-------- Data in this exercise --------
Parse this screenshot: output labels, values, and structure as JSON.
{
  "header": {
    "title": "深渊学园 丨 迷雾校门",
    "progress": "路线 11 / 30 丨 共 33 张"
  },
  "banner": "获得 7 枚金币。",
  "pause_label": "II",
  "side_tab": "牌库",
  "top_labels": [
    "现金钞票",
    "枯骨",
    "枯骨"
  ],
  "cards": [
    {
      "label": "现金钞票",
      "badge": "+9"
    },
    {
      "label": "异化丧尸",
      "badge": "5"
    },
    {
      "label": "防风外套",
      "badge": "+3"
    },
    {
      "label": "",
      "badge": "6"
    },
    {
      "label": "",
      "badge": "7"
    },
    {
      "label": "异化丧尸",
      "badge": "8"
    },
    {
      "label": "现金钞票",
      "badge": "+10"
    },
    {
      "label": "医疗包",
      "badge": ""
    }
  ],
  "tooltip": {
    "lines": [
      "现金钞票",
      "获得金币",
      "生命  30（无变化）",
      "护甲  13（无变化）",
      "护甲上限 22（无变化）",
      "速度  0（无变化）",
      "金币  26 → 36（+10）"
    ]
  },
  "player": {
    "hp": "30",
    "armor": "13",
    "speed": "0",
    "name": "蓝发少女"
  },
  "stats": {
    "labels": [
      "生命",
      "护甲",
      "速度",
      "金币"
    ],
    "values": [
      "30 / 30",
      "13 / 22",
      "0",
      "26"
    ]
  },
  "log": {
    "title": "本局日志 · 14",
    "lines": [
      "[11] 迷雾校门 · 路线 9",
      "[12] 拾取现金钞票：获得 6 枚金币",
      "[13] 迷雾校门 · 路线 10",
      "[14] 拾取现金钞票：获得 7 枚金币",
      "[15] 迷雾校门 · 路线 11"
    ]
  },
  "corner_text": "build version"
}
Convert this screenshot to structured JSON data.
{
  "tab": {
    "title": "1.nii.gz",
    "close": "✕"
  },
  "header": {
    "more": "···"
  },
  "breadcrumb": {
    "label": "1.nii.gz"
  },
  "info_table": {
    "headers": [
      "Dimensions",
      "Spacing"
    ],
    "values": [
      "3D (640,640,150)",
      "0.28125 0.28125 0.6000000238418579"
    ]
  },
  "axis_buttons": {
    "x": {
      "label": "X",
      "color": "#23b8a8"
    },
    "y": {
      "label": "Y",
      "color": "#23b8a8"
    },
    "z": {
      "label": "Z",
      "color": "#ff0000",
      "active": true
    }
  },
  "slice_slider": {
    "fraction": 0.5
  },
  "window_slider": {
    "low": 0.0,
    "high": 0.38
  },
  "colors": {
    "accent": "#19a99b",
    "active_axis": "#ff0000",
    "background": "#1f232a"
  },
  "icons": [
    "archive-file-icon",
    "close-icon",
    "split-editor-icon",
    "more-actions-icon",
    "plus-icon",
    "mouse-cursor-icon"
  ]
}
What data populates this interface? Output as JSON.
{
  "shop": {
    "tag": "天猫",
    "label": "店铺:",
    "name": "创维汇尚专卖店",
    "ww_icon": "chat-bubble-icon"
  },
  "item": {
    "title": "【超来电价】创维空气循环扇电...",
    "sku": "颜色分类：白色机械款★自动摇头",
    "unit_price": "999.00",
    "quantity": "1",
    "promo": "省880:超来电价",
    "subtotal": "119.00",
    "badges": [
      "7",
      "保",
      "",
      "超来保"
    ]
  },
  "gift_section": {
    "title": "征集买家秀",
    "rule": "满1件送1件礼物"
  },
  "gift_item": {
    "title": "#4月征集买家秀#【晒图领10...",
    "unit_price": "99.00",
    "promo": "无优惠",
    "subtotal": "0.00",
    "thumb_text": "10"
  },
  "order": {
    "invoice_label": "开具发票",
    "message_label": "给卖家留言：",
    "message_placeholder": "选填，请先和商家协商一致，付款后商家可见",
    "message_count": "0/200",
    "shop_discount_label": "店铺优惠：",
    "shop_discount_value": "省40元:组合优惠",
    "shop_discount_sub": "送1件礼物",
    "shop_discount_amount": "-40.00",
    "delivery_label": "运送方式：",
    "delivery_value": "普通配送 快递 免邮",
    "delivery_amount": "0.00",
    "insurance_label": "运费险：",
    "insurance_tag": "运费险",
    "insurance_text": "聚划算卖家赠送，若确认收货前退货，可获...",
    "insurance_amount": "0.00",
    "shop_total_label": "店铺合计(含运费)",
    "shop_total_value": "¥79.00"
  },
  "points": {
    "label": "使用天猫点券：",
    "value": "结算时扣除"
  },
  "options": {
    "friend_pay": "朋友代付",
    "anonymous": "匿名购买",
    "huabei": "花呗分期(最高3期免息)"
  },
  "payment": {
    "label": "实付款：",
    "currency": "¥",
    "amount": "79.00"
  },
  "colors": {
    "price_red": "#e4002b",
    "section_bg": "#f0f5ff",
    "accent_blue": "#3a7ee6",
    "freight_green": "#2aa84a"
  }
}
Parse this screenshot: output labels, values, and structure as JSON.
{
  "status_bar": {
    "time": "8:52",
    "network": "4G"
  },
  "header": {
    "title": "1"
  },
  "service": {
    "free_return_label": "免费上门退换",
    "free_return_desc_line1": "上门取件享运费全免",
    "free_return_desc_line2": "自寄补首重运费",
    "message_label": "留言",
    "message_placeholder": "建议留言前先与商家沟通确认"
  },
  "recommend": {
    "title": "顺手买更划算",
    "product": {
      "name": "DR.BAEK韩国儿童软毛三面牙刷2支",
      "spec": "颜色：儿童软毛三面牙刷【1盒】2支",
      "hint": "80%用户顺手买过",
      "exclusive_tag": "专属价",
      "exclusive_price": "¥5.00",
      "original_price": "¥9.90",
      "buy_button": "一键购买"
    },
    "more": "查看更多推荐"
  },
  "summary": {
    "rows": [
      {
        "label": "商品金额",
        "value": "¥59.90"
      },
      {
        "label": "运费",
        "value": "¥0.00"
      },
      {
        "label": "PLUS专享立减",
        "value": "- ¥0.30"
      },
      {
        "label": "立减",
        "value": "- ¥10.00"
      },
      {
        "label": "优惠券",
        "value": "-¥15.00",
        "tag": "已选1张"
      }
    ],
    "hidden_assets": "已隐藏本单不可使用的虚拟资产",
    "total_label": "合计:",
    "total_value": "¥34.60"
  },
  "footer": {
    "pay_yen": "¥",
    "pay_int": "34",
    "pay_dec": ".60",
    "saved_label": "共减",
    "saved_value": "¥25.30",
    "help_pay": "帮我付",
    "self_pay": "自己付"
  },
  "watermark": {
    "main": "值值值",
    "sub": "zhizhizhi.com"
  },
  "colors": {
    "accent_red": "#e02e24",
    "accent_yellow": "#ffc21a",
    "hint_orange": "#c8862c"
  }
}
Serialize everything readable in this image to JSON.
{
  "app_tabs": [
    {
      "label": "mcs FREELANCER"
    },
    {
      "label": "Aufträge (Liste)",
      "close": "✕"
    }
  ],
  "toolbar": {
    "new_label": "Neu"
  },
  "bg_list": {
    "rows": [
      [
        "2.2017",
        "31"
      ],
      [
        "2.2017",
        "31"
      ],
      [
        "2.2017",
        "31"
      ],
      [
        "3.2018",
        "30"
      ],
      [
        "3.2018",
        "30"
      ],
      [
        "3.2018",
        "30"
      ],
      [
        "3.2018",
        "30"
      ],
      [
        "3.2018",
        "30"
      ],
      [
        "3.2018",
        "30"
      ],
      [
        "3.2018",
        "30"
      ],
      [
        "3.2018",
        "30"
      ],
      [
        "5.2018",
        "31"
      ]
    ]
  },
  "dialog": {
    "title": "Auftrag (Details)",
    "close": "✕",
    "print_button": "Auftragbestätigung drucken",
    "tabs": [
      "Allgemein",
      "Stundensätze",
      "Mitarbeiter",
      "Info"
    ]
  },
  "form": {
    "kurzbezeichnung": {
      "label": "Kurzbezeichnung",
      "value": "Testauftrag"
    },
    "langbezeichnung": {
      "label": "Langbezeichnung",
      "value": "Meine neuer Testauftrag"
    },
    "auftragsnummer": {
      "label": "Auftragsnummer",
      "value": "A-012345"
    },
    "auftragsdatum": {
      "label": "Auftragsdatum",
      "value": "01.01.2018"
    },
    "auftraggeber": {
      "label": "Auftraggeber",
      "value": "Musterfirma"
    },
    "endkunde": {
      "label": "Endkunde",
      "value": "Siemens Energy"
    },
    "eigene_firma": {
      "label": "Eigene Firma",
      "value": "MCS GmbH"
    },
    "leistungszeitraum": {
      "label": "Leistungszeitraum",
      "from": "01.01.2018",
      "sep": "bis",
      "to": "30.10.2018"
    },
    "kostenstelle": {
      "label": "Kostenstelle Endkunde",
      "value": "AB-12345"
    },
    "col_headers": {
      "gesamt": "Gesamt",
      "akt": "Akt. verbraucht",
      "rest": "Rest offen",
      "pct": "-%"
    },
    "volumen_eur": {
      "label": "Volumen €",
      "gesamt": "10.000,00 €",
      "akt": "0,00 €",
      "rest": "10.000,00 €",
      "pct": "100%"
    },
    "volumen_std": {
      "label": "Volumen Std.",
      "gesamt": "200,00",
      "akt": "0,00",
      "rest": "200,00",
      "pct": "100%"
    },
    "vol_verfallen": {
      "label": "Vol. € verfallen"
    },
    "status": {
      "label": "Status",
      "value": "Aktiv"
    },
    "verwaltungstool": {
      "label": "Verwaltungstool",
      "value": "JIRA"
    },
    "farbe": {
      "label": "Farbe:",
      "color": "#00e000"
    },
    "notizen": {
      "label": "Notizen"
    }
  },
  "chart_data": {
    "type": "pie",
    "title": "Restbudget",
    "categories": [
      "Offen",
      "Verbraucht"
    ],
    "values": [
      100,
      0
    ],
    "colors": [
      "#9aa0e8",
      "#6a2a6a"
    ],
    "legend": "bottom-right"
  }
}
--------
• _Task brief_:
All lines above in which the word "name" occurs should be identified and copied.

• _Response area_:
    "name": "蓝发少女"
    "name": "创维汇尚专卖店",
      "name": "DR.BAEK韩国儿童软毛三面牙刷2支",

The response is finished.